The unwavering partnership of the Australian Government and Landcare has produced an internationally renowned approach to caring for our country’s soil, water and biodiversity, and supporting productive farming. The Landcare partnership model has proven to be the most resilient relationship in terms of delivering environmental, social and economic benefits and it continues to influence broad-scale community participation in natural resource management today. With 30 years of continuing adaption, relevance, and contribution stemming from the partnership, it is timely to celebrate success, and in doing so take a closer look at the elements which have made this 30-year union a national triumph.

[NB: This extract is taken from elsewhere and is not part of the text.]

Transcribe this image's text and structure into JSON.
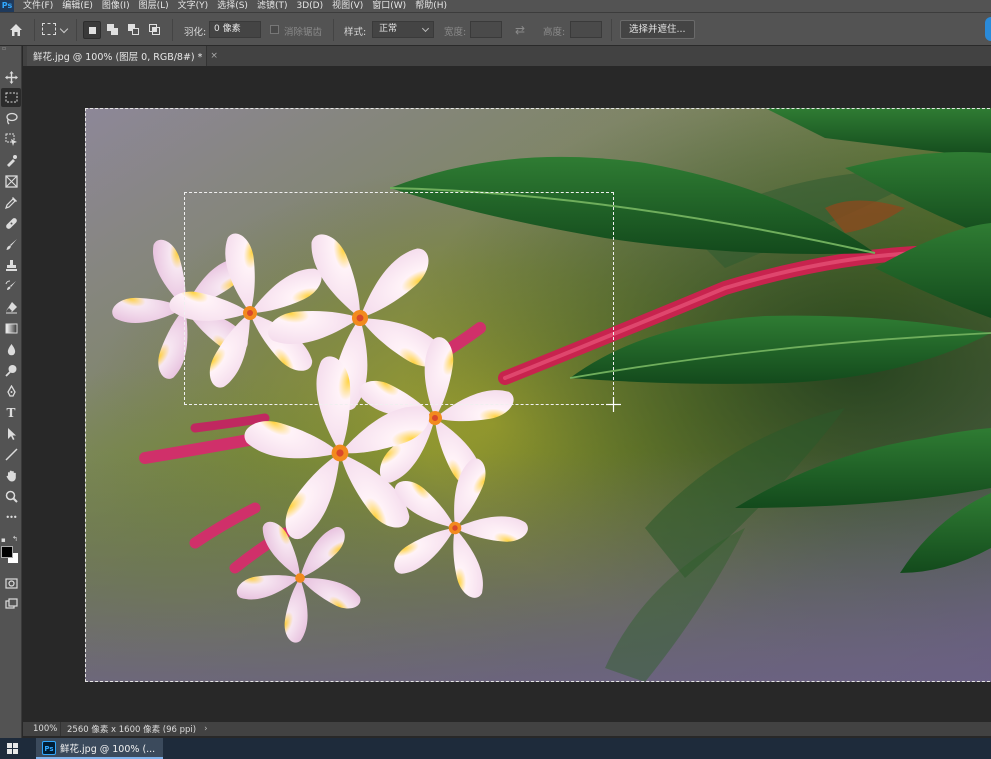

There is no one model for a successful partnership, though there is one key ingredient in all partnerships: the motive or belief that working together is more effective than working in isolation. The Landcare partnership was formed on, and has been maintained over, a shared vision and clear reasons to collaborate. These reasons have evolved over the decades as understandings about environmental issues increased. Yet the underlying purpose of encouraging the integrated management of Australia’s soil, water, vegetation and biodiversity, remains a driving factor for the accomplishments and longevity of this partnership.
The philosophy of Landcare has always been community owned and driven, bi-partisan in nature and encouraging a holistic approach to land and water management. The Australian Government, regardless of political persuasion, has always valued and supported Landcare’s ability, its focus, and delivery of outcomes. Analysis of three decades of information on the partnership between the Australian Government and the Landcare movement has identified 20 critical factors for its ongoing success, listed below.
There is another key influential factor in the success and growth of the Landcare movement, the ‘Fairy Godmother’ factor; A high level person or organisation willing to invest more than their share of financial, human, and political capital to make the effort a success.
Many people brought the need for the Landcare movement to the attention of Australia’s leaders in the late 1980s and before. However, it is in the passion and leadership of Bob Hawke, then Prime Minister, where we find an enduring element of a good partnership – high level, credible, passionate and courageous leadership. Champions take on much of the risk associated with establishing a partnership, and provide the generosity and sheer force of will that helps to build trust. The partnership between the government and Landcare may not have been the achievement we are celebrating today without the high level leadership from the Fairy Bob-mother.
The Landcare partnership has been an enduring, relevant and successful relationship for the Australian Government since its inception 30 years ago. Perhaps most importantly, the environmental issues of soil loss, and land and water degradation are increasing in intensity, as is the need for increased sustainable agricultural production. There is no denying the need for the Landcare partnership remains current and necessary. The alliance delivers locally legitimate results for national and international environmental issues, and continues to adapt, grow and share.
The Australian Government’s National Landcare Program continues to be a key part of the Australian Government’s commitment to protect and conserve Australia’s water, soil, plants and ecosystems, as well as supporting the productive and sustainable use of these valuable resources.